Trudy: We’ll continue assigning the foundation assignment, but we’ll lay the groundwork for it much earlier, we’ll discuss it during orientation and maybe even introduce it when we’re meeting with students about their field placement.  We’ll also do more work with advisors to clarify expectations for the assignment and their role in supporting students.

Probably the biggest piece of feedback I would give to myself about this whole endeavor is that it was very far reaching and big. The scope of it was big which made it hard to keep on top of making sure that everything was moving along in a timely way.

Now we have the website, the webinars, and the SIFI. We don’t have to do that again next year, which will give us an opportunity to focus more on the implementation of the project, and supporting the people who are doing the project, and helping with the project, which is where some more groundwork has to be done.

Suzanne: It’s a big piece of work for the field department to take on to add a new project like this.

Trudy: Yes, it’s huge.

Suzanne: Your Field Department is putting more resources into creating policy practice learning opportunities for students in field placement, you’re making it a bigger priority. In this way you’re communicating the importance of policy practice and working toward your goal of improving student learning outcomes.

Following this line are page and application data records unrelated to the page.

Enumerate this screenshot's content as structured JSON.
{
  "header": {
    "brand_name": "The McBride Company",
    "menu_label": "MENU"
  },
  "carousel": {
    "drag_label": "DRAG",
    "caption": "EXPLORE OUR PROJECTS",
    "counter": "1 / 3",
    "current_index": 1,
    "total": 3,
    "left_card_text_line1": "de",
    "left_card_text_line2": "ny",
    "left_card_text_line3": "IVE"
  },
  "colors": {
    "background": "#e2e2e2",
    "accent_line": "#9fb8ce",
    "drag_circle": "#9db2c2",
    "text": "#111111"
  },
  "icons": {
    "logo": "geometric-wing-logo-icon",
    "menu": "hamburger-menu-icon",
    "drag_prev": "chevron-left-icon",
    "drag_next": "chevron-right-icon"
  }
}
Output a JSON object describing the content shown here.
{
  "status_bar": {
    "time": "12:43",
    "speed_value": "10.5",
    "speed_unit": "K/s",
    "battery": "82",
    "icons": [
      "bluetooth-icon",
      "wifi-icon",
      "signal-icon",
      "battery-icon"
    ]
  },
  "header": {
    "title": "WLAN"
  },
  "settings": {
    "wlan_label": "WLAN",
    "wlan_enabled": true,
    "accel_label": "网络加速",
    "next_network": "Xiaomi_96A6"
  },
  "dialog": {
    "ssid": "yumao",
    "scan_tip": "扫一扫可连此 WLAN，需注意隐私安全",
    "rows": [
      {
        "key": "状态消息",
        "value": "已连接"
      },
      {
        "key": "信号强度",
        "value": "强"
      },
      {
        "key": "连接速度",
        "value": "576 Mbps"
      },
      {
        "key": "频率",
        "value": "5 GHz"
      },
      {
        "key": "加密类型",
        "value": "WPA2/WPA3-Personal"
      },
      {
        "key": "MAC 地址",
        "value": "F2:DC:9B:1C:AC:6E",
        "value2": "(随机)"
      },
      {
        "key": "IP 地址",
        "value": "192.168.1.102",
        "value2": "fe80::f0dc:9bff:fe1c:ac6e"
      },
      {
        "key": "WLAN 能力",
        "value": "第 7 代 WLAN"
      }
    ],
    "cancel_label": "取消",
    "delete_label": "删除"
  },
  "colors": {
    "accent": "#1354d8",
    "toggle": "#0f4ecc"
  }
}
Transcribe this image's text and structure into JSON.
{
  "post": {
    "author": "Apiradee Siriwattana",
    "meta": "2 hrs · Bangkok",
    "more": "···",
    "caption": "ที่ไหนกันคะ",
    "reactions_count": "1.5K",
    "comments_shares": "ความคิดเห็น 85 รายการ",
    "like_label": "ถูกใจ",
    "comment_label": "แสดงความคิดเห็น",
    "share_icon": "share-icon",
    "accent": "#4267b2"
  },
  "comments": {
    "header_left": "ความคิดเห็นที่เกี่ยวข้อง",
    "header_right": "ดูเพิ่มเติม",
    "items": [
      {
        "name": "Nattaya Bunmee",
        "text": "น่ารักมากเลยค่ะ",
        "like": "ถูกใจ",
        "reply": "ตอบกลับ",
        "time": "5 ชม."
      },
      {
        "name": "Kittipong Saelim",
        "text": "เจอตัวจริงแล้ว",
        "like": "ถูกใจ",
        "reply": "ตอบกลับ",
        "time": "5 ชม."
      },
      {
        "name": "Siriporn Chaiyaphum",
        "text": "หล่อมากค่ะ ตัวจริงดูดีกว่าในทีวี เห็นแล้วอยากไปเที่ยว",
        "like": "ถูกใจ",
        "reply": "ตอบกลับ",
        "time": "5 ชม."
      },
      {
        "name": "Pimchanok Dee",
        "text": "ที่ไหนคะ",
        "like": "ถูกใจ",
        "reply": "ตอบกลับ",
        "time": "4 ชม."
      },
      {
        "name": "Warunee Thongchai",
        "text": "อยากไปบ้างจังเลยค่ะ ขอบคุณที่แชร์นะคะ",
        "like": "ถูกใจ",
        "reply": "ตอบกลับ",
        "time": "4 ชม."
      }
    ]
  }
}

Trudy: Absolutely. Also, in the current political climate, the implications of policy are more evident in ways that may not have been so clear to some people previously. In some ways, this is an opportune time to provide this for students and to ask students to engage in it, because it matters. It’s going to matter for their clients, agencies, and communities.

Suzanne: [Especially] considering the impact of changes in health care policy [and] immigration policy on families and communities, just to name two areas.

Trudy: I think we can say that learning about engaging in policy practice is very timely.

Suzanne: How can Field Educator readers learn more about the Boston University Policy Practice Initiative?

Trudy: Policy practice initiative resources including the webinars can be found at Also, we’ve submitted a proposal to the 2017 APM and hope to be presenting this Fall.